(Available data Opens)

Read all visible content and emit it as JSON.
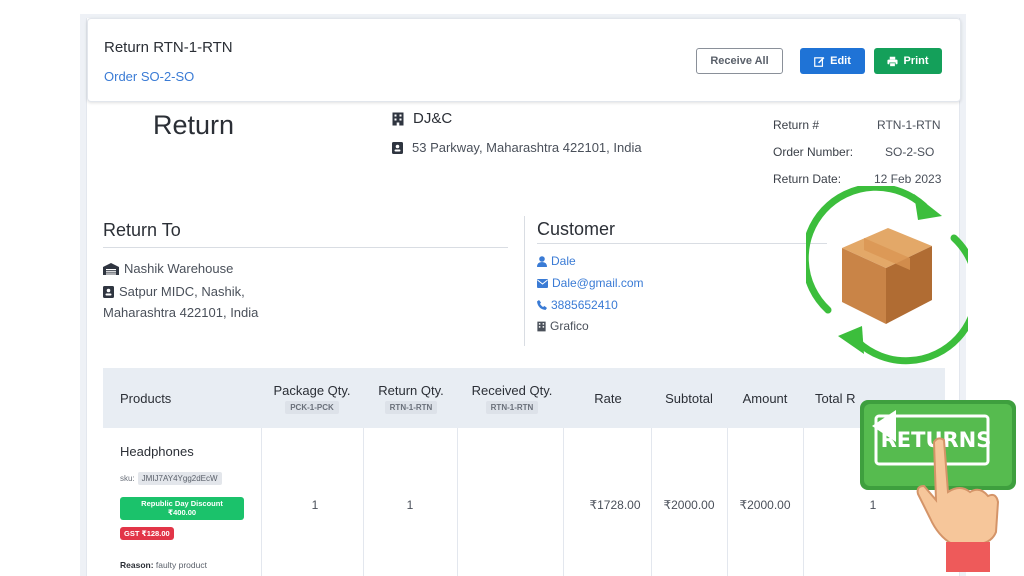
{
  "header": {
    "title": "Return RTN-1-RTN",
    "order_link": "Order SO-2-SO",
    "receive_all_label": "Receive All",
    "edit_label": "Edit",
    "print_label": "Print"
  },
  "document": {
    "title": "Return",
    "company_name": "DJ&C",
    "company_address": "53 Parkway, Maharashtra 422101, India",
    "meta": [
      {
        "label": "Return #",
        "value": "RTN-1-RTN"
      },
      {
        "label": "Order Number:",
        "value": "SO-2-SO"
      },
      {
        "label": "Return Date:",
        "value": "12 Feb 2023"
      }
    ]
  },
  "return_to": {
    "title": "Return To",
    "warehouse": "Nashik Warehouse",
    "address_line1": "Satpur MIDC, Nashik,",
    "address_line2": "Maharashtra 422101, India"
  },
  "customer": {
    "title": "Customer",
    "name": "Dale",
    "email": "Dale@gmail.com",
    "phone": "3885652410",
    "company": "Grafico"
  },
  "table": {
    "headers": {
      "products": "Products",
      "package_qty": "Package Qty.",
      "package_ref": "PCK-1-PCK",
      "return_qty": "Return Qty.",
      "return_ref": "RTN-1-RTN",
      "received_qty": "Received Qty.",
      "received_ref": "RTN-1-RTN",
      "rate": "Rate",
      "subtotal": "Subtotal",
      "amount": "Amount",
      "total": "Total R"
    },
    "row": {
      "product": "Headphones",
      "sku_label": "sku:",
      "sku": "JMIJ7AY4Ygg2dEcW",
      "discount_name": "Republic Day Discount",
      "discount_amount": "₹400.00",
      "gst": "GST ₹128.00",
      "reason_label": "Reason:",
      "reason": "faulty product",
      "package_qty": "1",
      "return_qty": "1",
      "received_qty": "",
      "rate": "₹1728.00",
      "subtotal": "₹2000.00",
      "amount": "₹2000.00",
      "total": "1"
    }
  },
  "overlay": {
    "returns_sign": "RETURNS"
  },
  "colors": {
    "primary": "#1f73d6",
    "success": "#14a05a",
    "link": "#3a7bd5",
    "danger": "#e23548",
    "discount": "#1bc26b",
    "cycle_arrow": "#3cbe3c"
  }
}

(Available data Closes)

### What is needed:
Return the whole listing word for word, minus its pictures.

### Response box:
Read all visible content and emit it as JSON.
{
  "header": {
    "title": "Return RTN-1-RTN",
    "order_link": "Order SO-2-SO",
    "receive_all_label": "Receive All",
    "edit_label": "Edit",
    "print_label": "Print"
  },
  "document": {
    "title": "Return",
    "company_name": "DJ&C",
    "company_address": "53 Parkway, Maharashtra 422101, India",
    "meta": [
      {
        "label": "Return #",
        "value": "RTN-1-RTN"
      },
      {
        "label": "Order Number:",
        "value": "SO-2-SO"
      },
      {
        "label": "Return Date:",
        "value": "12 Feb 2023"
      }
    ]
  },
  "return_to": {
    "title": "Return To",
    "warehouse": "Nashik Warehouse",
    "address_line1": "Satpur MIDC, Nashik,",
    "address_line2": "Maharashtra 422101, India"
  },
  "customer": {
    "title": "Customer",
    "name": "Dale",
    "email": "Dale@gmail.com",
    "phone": "3885652410",
    "company": "Grafico"
  },
  "table": {
    "headers": {
      "products": "Products",
      "package_qty": "Package Qty.",
      "package_ref": "PCK-1-PCK",
      "return_qty": "Return Qty.",
      "return_ref": "RTN-1-RTN",
      "received_qty": "Received Qty.",
      "received_ref": "RTN-1-RTN",
      "rate": "Rate",
      "subtotal": "Subtotal",
      "amount": "Amount",
      "total": "Total R"
    },
    "row": {
      "product": "Headphones",
      "sku_label": "sku:",
      "sku": "JMIJ7AY4Ygg2dEcW",
      "discount_name": "Republic Day Discount",
      "discount_amount": "₹400.00",
      "gst": "GST ₹128.00",
      "reason_label": "Reason:",
      "reason": "faulty product",
      "package_qty": "1",
      "return_qty": "1",
      "received_qty": "",
      "rate": "₹1728.00",
      "subtotal": "₹2000.00",
      "amount": "₹2000.00",
      "total": "1"
    }
  },
  "overlay": {
    "returns_sign": "RETURNS"
  },
  "colors": {
    "primary": "#1f73d6",
    "success": "#14a05a",
    "link": "#3a7bd5",
    "danger": "#e23548",
    "discount": "#1bc26b",
    "cycle_arrow": "#3cbe3c"
  }
}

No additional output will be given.